▶ _GIVEN RECORDS_:
• • •

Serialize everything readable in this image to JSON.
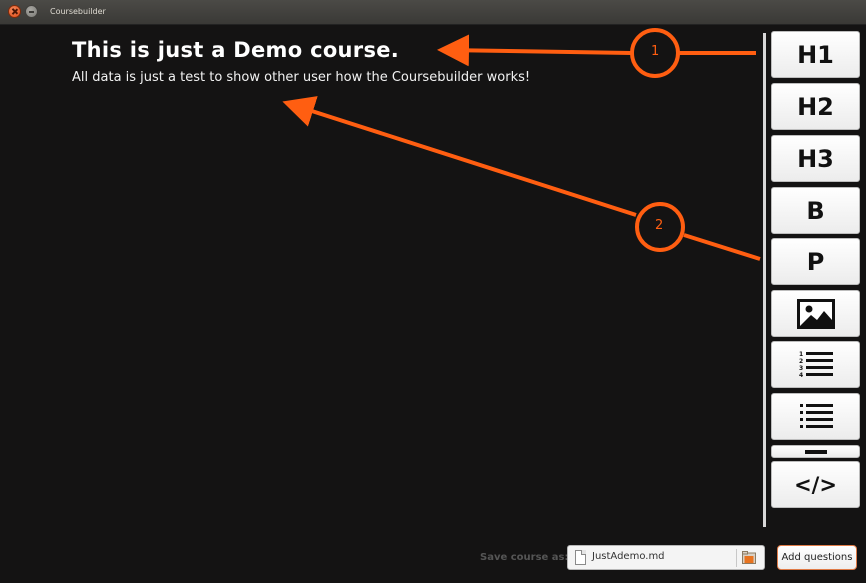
{
  "window": {
    "title": "Coursebuilder"
  },
  "document": {
    "heading": "This is just a Demo course.",
    "paragraph": "All data is just a test to show other user how the Coursebuilder works!"
  },
  "toolbar": {
    "h1": "H1",
    "h2": "H2",
    "h3": "H3",
    "bold": "B",
    "paragraph": "P",
    "code": "</>",
    "icons": [
      "image-icon",
      "numbered-list-icon",
      "bullet-list-icon",
      "horizontal-rule-icon"
    ]
  },
  "footer": {
    "save_label": "Save course as:",
    "file_name": "JustAdemo.md",
    "add_questions": "Add questions"
  },
  "annotations": {
    "badge1": "1",
    "badge2": "2",
    "color": "#ff5e11"
  }
}
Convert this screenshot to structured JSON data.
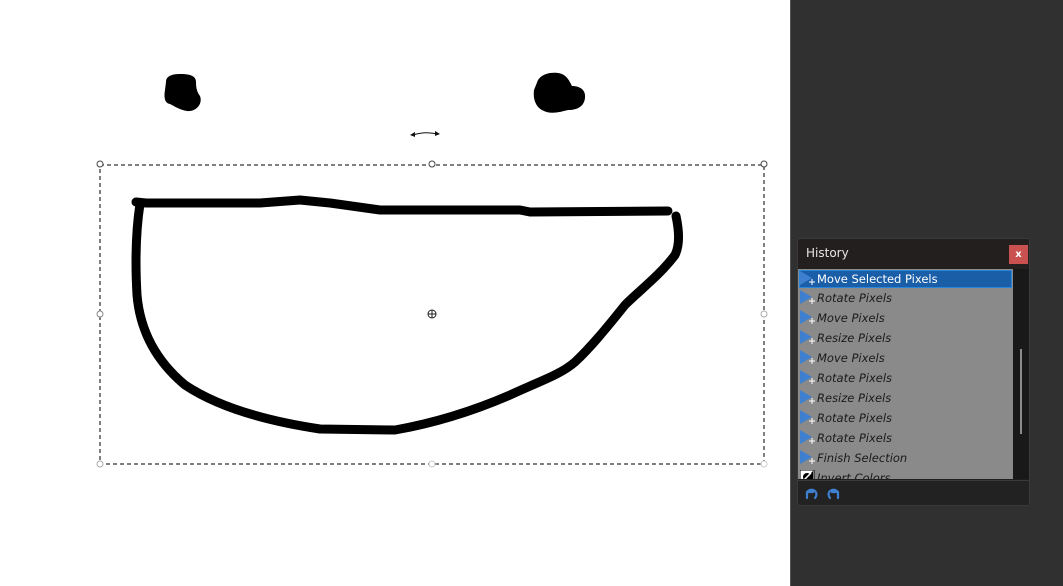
{
  "history_panel": {
    "title": "History",
    "close_label": "x",
    "items": [
      {
        "label": "Move Selected Pixels",
        "icon": "move-selection-icon",
        "selected": true
      },
      {
        "label": "Rotate Pixels",
        "icon": "move-selection-icon",
        "selected": false
      },
      {
        "label": "Move Pixels",
        "icon": "move-selection-icon",
        "selected": false
      },
      {
        "label": "Resize Pixels",
        "icon": "move-selection-icon",
        "selected": false
      },
      {
        "label": "Move Pixels",
        "icon": "move-selection-icon",
        "selected": false
      },
      {
        "label": "Rotate Pixels",
        "icon": "move-selection-icon",
        "selected": false
      },
      {
        "label": "Resize Pixels",
        "icon": "move-selection-icon",
        "selected": false
      },
      {
        "label": "Rotate Pixels",
        "icon": "move-selection-icon",
        "selected": false
      },
      {
        "label": "Rotate Pixels",
        "icon": "move-selection-icon",
        "selected": false
      },
      {
        "label": "Finish Selection",
        "icon": "move-selection-icon",
        "selected": false
      },
      {
        "label": "Invert Colors",
        "icon": "invert-colors-icon",
        "selected": false
      }
    ],
    "footer": {
      "undo_icon": "undo-icon",
      "redo_icon": "redo-icon"
    }
  },
  "colors": {
    "selected_item_bg": "#1b5ea8",
    "close_button_bg": "#c9514f",
    "icon_blue": "#3f7fd0",
    "workspace_bg": "#303030",
    "list_bg": "#8a8a8a"
  }
}
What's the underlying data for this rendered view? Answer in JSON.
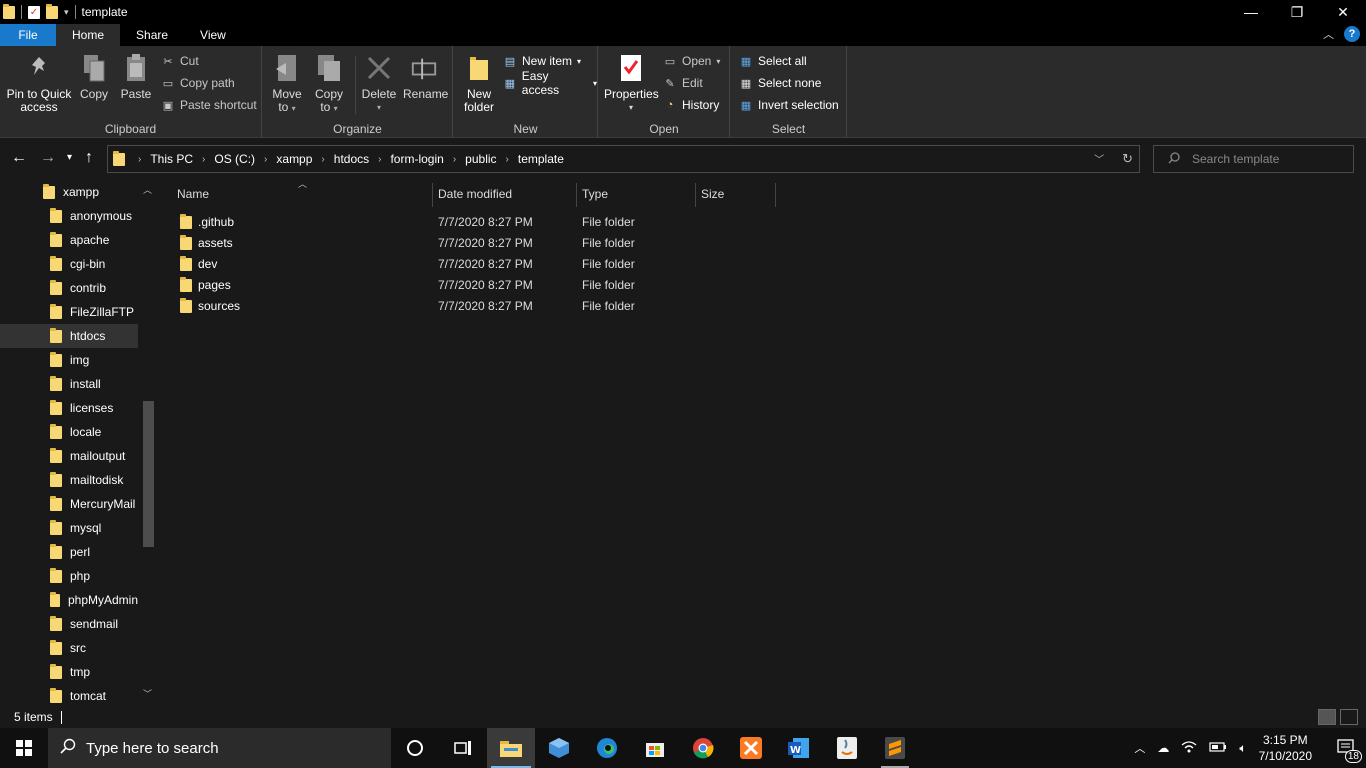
{
  "window": {
    "title": "template",
    "minimize": "—",
    "restore": "❐",
    "close": "✕"
  },
  "ribbon_tabs": [
    "File",
    "Home",
    "Share",
    "View"
  ],
  "help": "?",
  "ribbon": {
    "clipboard": {
      "label": "Clipboard",
      "pin": "Pin to Quick access",
      "pin_l1": "Pin to Quick",
      "pin_l2": "access",
      "copy": "Copy",
      "paste": "Paste",
      "cut": "Cut",
      "copy_path": "Copy path",
      "paste_shortcut": "Paste shortcut"
    },
    "organize": {
      "label": "Organize",
      "move_l1": "Move",
      "move_l2": "to",
      "copy_l1": "Copy",
      "copy_l2": "to",
      "delete": "Delete",
      "rename": "Rename"
    },
    "new": {
      "label": "New",
      "new_folder_l1": "New",
      "new_folder_l2": "folder",
      "new_item": "New item",
      "easy_access": "Easy access"
    },
    "open": {
      "label": "Open",
      "properties": "Properties",
      "open": "Open",
      "edit": "Edit",
      "history": "History"
    },
    "select": {
      "label": "Select",
      "select_all": "Select all",
      "select_none": "Select none",
      "invert": "Invert selection"
    }
  },
  "address": {
    "crumbs": [
      "This PC",
      "OS (C:)",
      "xampp",
      "htdocs",
      "form-login",
      "public",
      "template"
    ]
  },
  "search": {
    "placeholder": "Search template"
  },
  "nav_tree": {
    "root": "xampp",
    "items": [
      "anonymous",
      "apache",
      "cgi-bin",
      "contrib",
      "FileZillaFTP",
      "htdocs",
      "img",
      "install",
      "licenses",
      "locale",
      "mailoutput",
      "mailtodisk",
      "MercuryMail",
      "mysql",
      "perl",
      "php",
      "phpMyAdmin",
      "sendmail",
      "src",
      "tmp",
      "tomcat"
    ],
    "selected": "htdocs"
  },
  "columns": {
    "name": "Name",
    "date": "Date modified",
    "type": "Type",
    "size": "Size"
  },
  "files": [
    {
      "name": ".github",
      "date": "7/7/2020 8:27 PM",
      "type": "File folder"
    },
    {
      "name": "assets",
      "date": "7/7/2020 8:27 PM",
      "type": "File folder"
    },
    {
      "name": "dev",
      "date": "7/7/2020 8:27 PM",
      "type": "File folder"
    },
    {
      "name": "pages",
      "date": "7/7/2020 8:27 PM",
      "type": "File folder"
    },
    {
      "name": "sources",
      "date": "7/7/2020 8:27 PM",
      "type": "File folder"
    }
  ],
  "status": {
    "count": "5 items"
  },
  "taskbar": {
    "search_placeholder": "Type here to search",
    "time": "3:15 PM",
    "date": "7/10/2020",
    "notifications": "18"
  },
  "colors": {
    "file_tab": "#1979ca",
    "folder": "#f8d775",
    "background": "#191919"
  }
}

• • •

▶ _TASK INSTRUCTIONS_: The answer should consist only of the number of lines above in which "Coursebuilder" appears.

▶ _RESPONSE AREA_: 2